In full and without change, return each entry.

> [Given records]

- Opening Delimiter -

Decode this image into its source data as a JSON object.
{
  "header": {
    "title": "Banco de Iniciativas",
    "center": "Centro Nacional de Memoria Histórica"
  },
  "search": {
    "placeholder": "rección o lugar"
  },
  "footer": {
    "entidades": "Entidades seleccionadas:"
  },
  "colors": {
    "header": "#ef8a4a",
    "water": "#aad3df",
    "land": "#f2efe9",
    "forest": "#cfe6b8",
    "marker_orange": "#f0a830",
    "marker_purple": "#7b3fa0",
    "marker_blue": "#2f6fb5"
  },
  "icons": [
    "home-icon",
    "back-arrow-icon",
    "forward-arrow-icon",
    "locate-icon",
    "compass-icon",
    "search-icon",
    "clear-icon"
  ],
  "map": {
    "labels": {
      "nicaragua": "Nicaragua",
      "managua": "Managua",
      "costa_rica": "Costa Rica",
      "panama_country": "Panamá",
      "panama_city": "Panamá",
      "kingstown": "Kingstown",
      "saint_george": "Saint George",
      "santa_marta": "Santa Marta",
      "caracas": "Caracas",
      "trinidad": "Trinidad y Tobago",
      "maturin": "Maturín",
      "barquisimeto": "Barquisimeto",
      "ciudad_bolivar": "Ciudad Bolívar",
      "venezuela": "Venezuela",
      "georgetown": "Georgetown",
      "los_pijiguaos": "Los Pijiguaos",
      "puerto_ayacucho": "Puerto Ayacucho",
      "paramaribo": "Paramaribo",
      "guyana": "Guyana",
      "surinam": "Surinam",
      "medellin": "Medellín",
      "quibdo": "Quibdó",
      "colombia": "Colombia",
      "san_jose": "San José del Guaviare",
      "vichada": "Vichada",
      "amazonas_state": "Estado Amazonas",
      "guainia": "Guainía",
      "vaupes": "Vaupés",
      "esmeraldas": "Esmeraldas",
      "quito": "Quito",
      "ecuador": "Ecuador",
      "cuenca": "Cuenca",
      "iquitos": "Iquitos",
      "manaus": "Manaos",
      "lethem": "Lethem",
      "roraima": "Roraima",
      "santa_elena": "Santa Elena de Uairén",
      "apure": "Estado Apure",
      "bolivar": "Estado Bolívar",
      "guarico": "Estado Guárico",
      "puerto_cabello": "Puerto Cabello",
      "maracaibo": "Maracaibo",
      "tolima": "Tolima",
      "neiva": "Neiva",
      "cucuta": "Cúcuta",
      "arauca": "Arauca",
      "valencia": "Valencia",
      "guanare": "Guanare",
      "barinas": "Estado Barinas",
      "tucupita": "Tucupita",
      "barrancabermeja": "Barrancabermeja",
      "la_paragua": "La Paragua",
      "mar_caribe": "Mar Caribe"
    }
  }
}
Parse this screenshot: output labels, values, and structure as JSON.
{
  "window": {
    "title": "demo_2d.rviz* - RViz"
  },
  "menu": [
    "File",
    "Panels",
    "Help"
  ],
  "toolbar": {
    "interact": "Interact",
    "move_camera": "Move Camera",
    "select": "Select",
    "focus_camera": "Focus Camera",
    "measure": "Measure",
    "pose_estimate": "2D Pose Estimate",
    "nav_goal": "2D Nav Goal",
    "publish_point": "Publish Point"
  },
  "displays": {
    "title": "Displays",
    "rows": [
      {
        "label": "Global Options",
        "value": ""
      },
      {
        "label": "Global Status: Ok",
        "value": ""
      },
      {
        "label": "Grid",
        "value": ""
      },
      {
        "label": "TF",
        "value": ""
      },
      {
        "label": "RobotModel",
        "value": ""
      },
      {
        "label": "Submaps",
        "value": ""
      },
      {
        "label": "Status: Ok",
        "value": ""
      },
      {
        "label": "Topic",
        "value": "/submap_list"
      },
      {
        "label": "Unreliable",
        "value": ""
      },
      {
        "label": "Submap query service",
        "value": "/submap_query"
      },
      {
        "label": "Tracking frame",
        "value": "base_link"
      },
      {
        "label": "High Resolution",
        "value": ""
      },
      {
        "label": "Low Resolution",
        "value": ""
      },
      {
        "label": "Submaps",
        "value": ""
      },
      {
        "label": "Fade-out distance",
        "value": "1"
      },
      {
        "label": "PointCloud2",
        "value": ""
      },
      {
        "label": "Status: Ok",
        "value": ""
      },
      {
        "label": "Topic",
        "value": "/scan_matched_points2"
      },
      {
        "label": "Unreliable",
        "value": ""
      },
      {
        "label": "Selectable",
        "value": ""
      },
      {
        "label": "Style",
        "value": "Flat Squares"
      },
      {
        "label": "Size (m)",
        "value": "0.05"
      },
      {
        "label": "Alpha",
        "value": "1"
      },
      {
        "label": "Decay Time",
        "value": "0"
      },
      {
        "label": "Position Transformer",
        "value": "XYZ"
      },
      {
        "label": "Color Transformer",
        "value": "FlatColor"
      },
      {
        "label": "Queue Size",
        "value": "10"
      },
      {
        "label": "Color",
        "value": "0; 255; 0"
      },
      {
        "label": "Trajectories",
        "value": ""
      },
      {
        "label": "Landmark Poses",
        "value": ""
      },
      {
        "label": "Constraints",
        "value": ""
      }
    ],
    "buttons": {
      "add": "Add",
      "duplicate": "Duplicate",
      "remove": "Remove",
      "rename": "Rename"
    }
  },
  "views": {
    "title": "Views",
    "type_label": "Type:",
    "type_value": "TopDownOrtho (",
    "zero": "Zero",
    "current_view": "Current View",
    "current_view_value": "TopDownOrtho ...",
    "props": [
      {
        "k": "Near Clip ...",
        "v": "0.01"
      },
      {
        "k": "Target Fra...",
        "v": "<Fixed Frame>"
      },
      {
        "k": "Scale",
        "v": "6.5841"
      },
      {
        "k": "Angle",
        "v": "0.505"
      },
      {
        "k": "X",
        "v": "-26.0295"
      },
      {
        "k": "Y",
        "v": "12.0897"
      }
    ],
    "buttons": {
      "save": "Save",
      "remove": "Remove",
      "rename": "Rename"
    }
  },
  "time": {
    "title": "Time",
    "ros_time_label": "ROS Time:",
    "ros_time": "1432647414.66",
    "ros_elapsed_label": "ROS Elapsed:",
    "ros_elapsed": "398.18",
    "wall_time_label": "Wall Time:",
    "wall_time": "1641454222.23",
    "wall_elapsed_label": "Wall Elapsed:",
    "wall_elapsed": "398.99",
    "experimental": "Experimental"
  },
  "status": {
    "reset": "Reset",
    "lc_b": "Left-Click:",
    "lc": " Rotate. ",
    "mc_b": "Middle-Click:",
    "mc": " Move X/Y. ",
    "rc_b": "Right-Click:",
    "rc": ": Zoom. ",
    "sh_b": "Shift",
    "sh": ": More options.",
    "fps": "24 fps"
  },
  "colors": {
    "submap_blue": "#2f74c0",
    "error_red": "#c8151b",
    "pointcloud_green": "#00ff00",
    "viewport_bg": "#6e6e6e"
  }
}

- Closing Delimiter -

> [Response to the task]
Decode this image into its source data as a JSON object.
{
  "header": {
    "title": "Banco de Iniciativas",
    "center": "Centro Nacional de Memoria Histórica"
  },
  "search": {
    "placeholder": "rección o lugar"
  },
  "footer": {
    "entidades": "Entidades seleccionadas:"
  },
  "colors": {
    "header": "#ef8a4a",
    "water": "#aad3df",
    "land": "#f2efe9",
    "forest": "#cfe6b8",
    "marker_orange": "#f0a830",
    "marker_purple": "#7b3fa0",
    "marker_blue": "#2f6fb5"
  },
  "icons": [
    "home-icon",
    "back-arrow-icon",
    "forward-arrow-icon",
    "locate-icon",
    "compass-icon",
    "search-icon",
    "clear-icon"
  ],
  "map": {
    "labels": {
      "nicaragua": "Nicaragua",
      "managua": "Managua",
      "costa_rica": "Costa Rica",
      "panama_country": "Panamá",
      "panama_city": "Panamá",
      "kingstown": "Kingstown",
      "saint_george": "Saint George",
      "santa_marta": "Santa Marta",
      "caracas": "Caracas",
      "trinidad": "Trinidad y Tobago",
      "maturin": "Maturín",
      "barquisimeto": "Barquisimeto",
      "ciudad_bolivar": "Ciudad Bolívar",
      "venezuela": "Venezuela",
      "georgetown": "Georgetown",
      "los_pijiguaos": "Los Pijiguaos",
      "puerto_ayacucho": "Puerto Ayacucho",
      "paramaribo": "Paramaribo",
      "guyana": "Guyana",
      "surinam": "Surinam",
      "medellin": "Medellín",
      "quibdo": "Quibdó",
      "colombia": "Colombia",
      "san_jose": "San José del Guaviare",
      "vichada": "Vichada",
      "amazonas_state": "Estado Amazonas",
      "guainia": "Guainía",
      "vaupes": "Vaupés",
      "esmeraldas": "Esmeraldas",
      "quito": "Quito",
      "ecuador": "Ecuador",
      "cuenca": "Cuenca",
      "iquitos": "Iquitos",
      "manaus": "Manaos",
      "lethem": "Lethem",
      "roraima": "Roraima",
      "santa_elena": "Santa Elena de Uairén",
      "apure": "Estado Apure",
      "bolivar": "Estado Bolívar",
      "guarico": "Estado Guárico",
      "puerto_cabello": "Puerto Cabello",
      "maracaibo": "Maracaibo",
      "tolima": "Tolima",
      "neiva": "Neiva",
      "cucuta": "Cúcuta",
      "arauca": "Arauca",
      "valencia": "Valencia",
      "guanare": "Guanare",
      "barinas": "Estado Barinas",
      "tucupita": "Tucupita",
      "barrancabermeja": "Barrancabermeja",
      "la_paragua": "La Paragua",
      "mar_caribe": "Mar Caribe"
    }
  }
}
Parse this screenshot: output labels, values, and structure as JSON.
{
  "window": {
    "title": "demo_2d.rviz* - RViz"
  },
  "menu": [
    "File",
    "Panels",
    "Help"
  ],
  "toolbar": {
    "interact": "Interact",
    "move_camera": "Move Camera",
    "select": "Select",
    "focus_camera": "Focus Camera",
    "measure": "Measure",
    "pose_estimate": "2D Pose Estimate",
    "nav_goal": "2D Nav Goal",
    "publish_point": "Publish Point"
  },
  "displays": {
    "title": "Displays",
    "rows": [
      {
        "label": "Global Options",
        "value": ""
      },
      {
        "label": "Global Status: Ok",
        "value": ""
      },
      {
        "label": "Grid",
        "value": ""
      },
      {
        "label": "TF",
        "value": ""
      },
      {
        "label": "RobotModel",
        "value": ""
      },
      {
        "label": "Submaps",
        "value": ""
      },
      {
        "label": "Status: Ok",
        "value": ""
      },
      {
        "label": "Topic",
        "value": "/submap_list"
      },
      {
        "label": "Unreliable",
        "value": ""
      },
      {
        "label": "Submap query service",
        "value": "/submap_query"
      },
      {
        "label": "Tracking frame",
        "value": "base_link"
      },
      {
        "label": "High Resolution",
        "value": ""
      },
      {
        "label": "Low Resolution",
        "value": ""
      },
      {
        "label": "Submaps",
        "value": ""
      },
      {
        "label": "Fade-out distance",
        "value": "1"
      },
      {
        "label": "PointCloud2",
        "value": ""
      },
      {
        "label": "Status: Ok",
        "value": ""
      },
      {
        "label": "Topic",
        "value": "/scan_matched_points2"
      },
      {
        "label": "Unreliable",
        "value": ""
      },
      {
        "label": "Selectable",
        "value": ""
      },
      {
        "label": "Style",
        "value": "Flat Squares"
      },
      {
        "label": "Size (m)",
        "value": "0.05"
      },
      {
        "label": "Alpha",
        "value": "1"
      },
      {
        "label": "Decay Time",
        "value": "0"
      },
      {
        "label": "Position Transformer",
        "value": "XYZ"
      },
      {
        "label": "Color Transformer",
        "value": "FlatColor"
      },
      {
        "label": "Queue Size",
        "value": "10"
      },
      {
        "label": "Color",
        "value": "0; 255; 0"
      },
      {
        "label": "Trajectories",
        "value": ""
      },
      {
        "label": "Landmark Poses",
        "value": ""
      },
      {
        "label": "Constraints",
        "value": ""
      }
    ],
    "buttons": {
      "add": "Add",
      "duplicate": "Duplicate",
      "remove": "Remove",
      "rename": "Rename"
    }
  },
  "views": {
    "title": "Views",
    "type_label": "Type:",
    "type_value": "TopDownOrtho (",
    "zero": "Zero",
    "current_view": "Current View",
    "current_view_value": "TopDownOrtho ...",
    "props": [
      {
        "k": "Near Clip ...",
        "v": "0.01"
      },
      {
        "k": "Target Fra...",
        "v": "<Fixed Frame>"
      },
      {
        "k": "Scale",
        "v": "6.5841"
      },
      {
        "k": "Angle",
        "v": "0.505"
      },
      {
        "k": "X",
        "v": "-26.0295"
      },
      {
        "k": "Y",
        "v": "12.0897"
      }
    ],
    "buttons": {
      "save": "Save",
      "remove": "Remove",
      "rename": "Rename"
    }
  },
  "time": {
    "title": "Time",
    "ros_time_label": "ROS Time:",
    "ros_time": "1432647414.66",
    "ros_elapsed_label": "ROS Elapsed:",
    "ros_elapsed": "398.18",
    "wall_time_label": "Wall Time:",
    "wall_time": "1641454222.23",
    "wall_elapsed_label": "Wall Elapsed:",
    "wall_elapsed": "398.99",
    "experimental": "Experimental"
  },
  "status": {
    "reset": "Reset",
    "lc_b": "Left-Click:",
    "lc": " Rotate. ",
    "mc_b": "Middle-Click:",
    "mc": " Move X/Y. ",
    "rc_b": "Right-Click:",
    "rc": ": Zoom. ",
    "sh_b": "Shift",
    "sh": ": More options.",
    "fps": "24 fps"
  },
  "colors": {
    "submap_blue": "#2f74c0",
    "error_red": "#c8151b",
    "pointcloud_green": "#00ff00",
    "viewport_bg": "#6e6e6e"
  }
}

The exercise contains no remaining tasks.